Contracts for about 15,000 Arizona supermarket workers will expire at midnight.
The supermarket chains and United Food and Commercial Workers Local 99 issued a joint statement Friday saying contract negotiations will continue indefinitely.
Either side can renege on the indefinite extension with seven days notice.
Supermarket industry consultant Burt Flickinger said he believes a strike is likely because the two sides are too far apart.
"Local 99 wants to see what happens in other markets first," he said. That includes striking supermarket workers in Southern California, West Virginia, Ohio and Kentucky, and a potential upcoming walkout in Indianapolis.
As in those locales, the issues on the local bargaining table are health care coverage and premiums, shoring up the pension pot and a pay raise.
The supermarkets want union workers, who currently don’t pay their health care premiums, to pay part of the monthly costs and to limit eligibility to those who work at least 130 hours a month instead of the 80 hours that now qualify parttimers for full health care coverage.
The union wants health care coverage to remain as in the current contract, and for the supermarkets to kick in more money to the pension fund.
The companies said they need to trim expenses to stay competitive with other nonunionized chains, especially Wal-Mart Supercenters.
The contentious issues are national concerns and not limited to the supermarket industry, said J. Craig Shearman, National Retail Federation vice president.
Congress already is wrestling with pension fund guidelines, Sherman said. Many traditional pension funds were tied to 30-year Treasury bonds, which have been discontinued. And many companies have dropped pension plans altogether in favor of 401(k) plans, where employees can elect to contribute and control the investments.
Health care coverage is even more of a worry for many employees and employers, Shearman said.
"We’ve seen double-digit increases in health care costs," he said. "Employers are taking steps to bring them under control.
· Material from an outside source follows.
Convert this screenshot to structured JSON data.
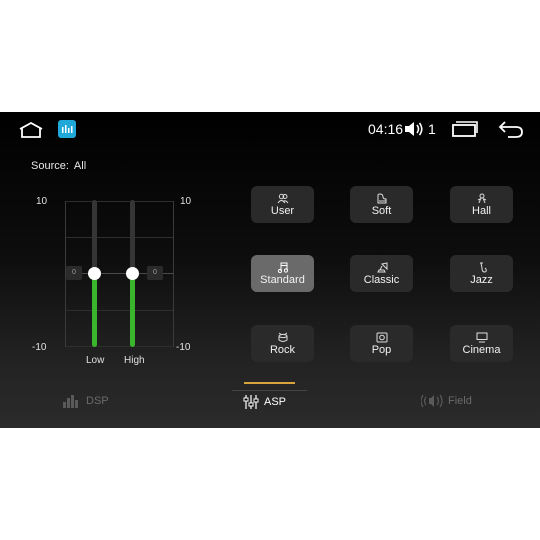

Most employers pass on some of the costs to employees and they are becoming more stringent about who can get health care."
The Valley, considered one of the most competitive markets in the country, includes Albertson’s and Bashas’, which are not unionized, Wal-Marts, warehouse retailers such as Costco and Sam’s Club, niche grocers such as Trader Joe’s, Whole Foods and Wild Oats, and a strong contingent of independent supermarkets.
All of those chains could benefit from a strike, Flickinger said.
Flickinger said there was "an immediate shopper shift" in California when the strikes began because many shoppers elected not to cross the picket lines. Struck chains in California lost an estimated $50 million to $60 million each in October, he said, and the November impact could be three times that.
"And if it’s a long strike supermarket chains stop building new stores in the market," Flickinger said. "Then everybody loses."